For a time, Welnick, 45, was having the least. The keyboardist says Garcia’s death plunged him into the “worst depression of my life. I couldn’t get out of bed, I didn’t smile, I didn’t laugh.” Playing with Weir’s band helped bring him out of it, says Welnick, who lives with his wife, Lorie, near Hart’s home in Sonoma County.
But for some, there is little relief. “I loved him dearly and hated being taken away from him,” says the second of Garcia’s four daughters, Annabelle Garcia McLean, 26, who despairs that her father died before her wedding last December to sound technician Scott McClean, 28. “It was sad not to have him give me away,” she says. “I hoped he’d stick around a bit longer, at least until he had a grandchild.”
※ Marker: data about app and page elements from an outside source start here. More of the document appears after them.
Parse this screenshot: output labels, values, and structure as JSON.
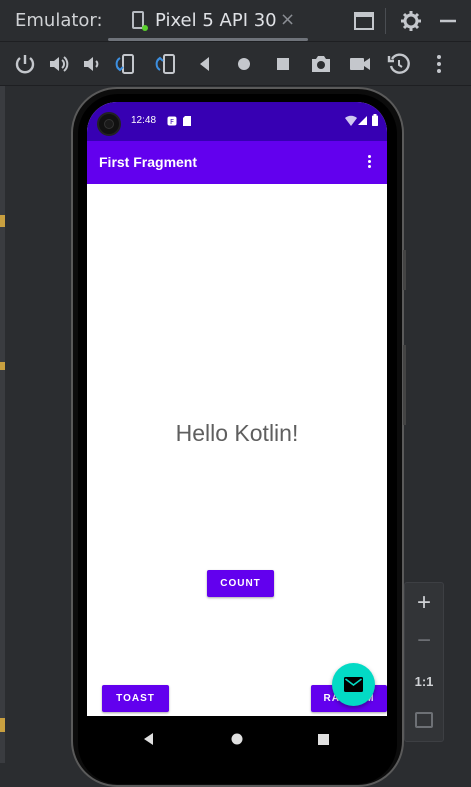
{
  "window": {
    "title_label": "Emulator:",
    "tab_label": "Pixel 5 API 30",
    "tab_close": "×"
  },
  "toolbar": {
    "items": [
      "power-icon",
      "volume-up-icon",
      "volume-down-icon",
      "rotate-left-icon",
      "rotate-right-icon",
      "back-icon",
      "home-icon",
      "overview-icon",
      "camera-icon",
      "video-icon",
      "snapshot-icon",
      "more-icon"
    ]
  },
  "device": {
    "status_time": "12:48",
    "app_title": "First Fragment",
    "main_text": "Hello Kotlin!",
    "buttons": {
      "count": "COUNT",
      "toast": "TOAST",
      "random": "RANDOM"
    }
  },
  "zoom": {
    "plus": "+",
    "minus": "−",
    "ratio": "1:1"
  },
  "colors": {
    "status_bar": "#3700b3",
    "app_bar": "#6200ee",
    "button": "#6200ee",
    "fab": "#03dac5",
    "ide_background": "#2b2d30"
  }
}
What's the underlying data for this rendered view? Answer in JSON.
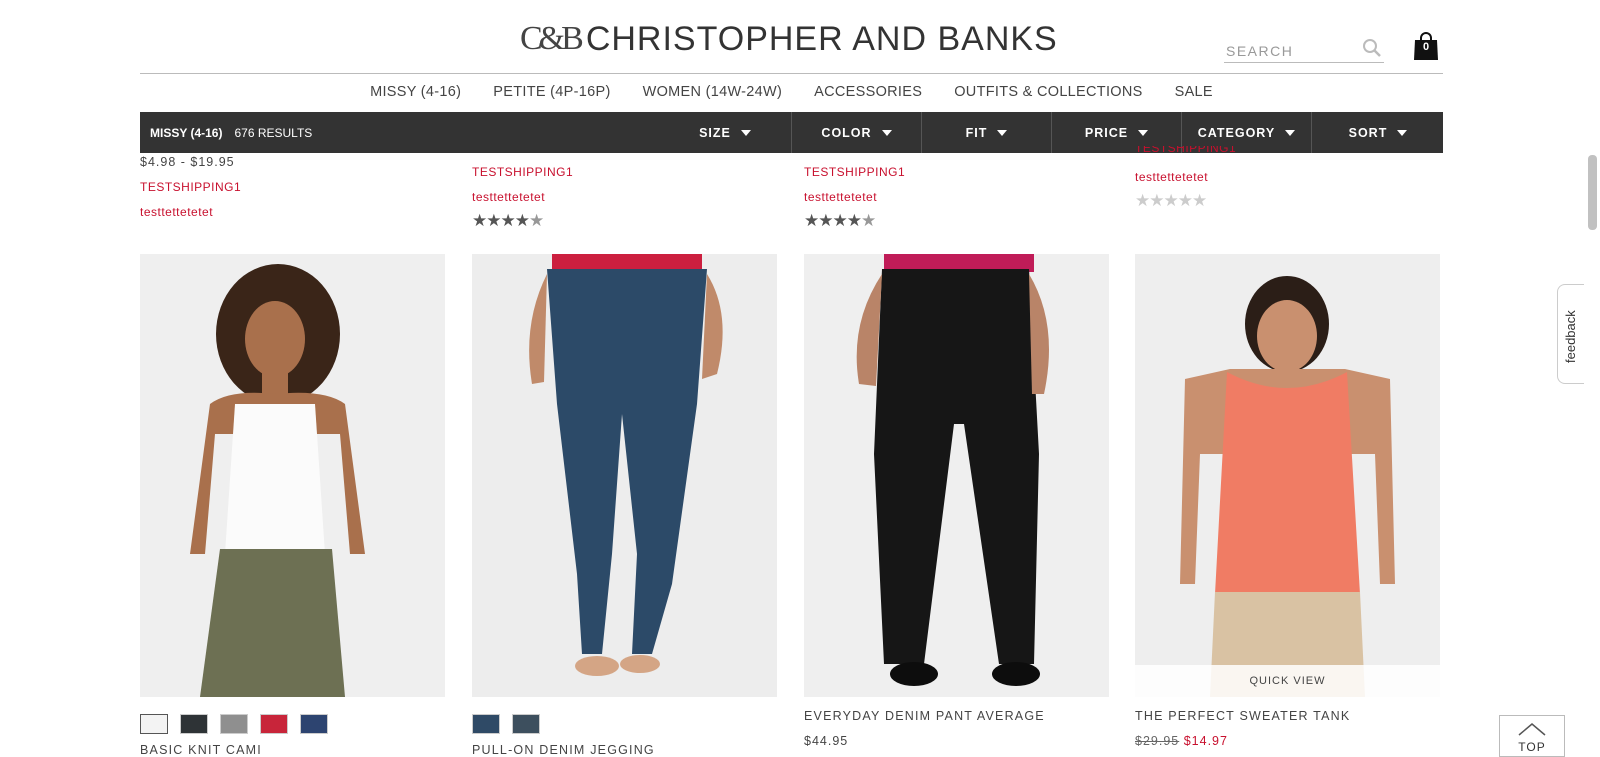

A graphic artist in Eugene, Ore., Annabelle was upset last April when filmmaker Deborah Koons, 46, who became Garcia’s third wife 18 months before his death, scattered some of his ashes over India’s Ganges River. “Dad never went to India, never studied Buddhism,” she says. “He was more into UFOs.”
Though Annabelle always preferred Neil Diamond to the Dead, she speaks for legions of Deadheads who continue to follow her father’s star. “Late at night, working in my studio, I think of him,” she says. “He’s gone, but not gone. I miss my dad like crazy.”
GABRIELLE SAVERI in San Francisco and KRISTA REESE in Atlanta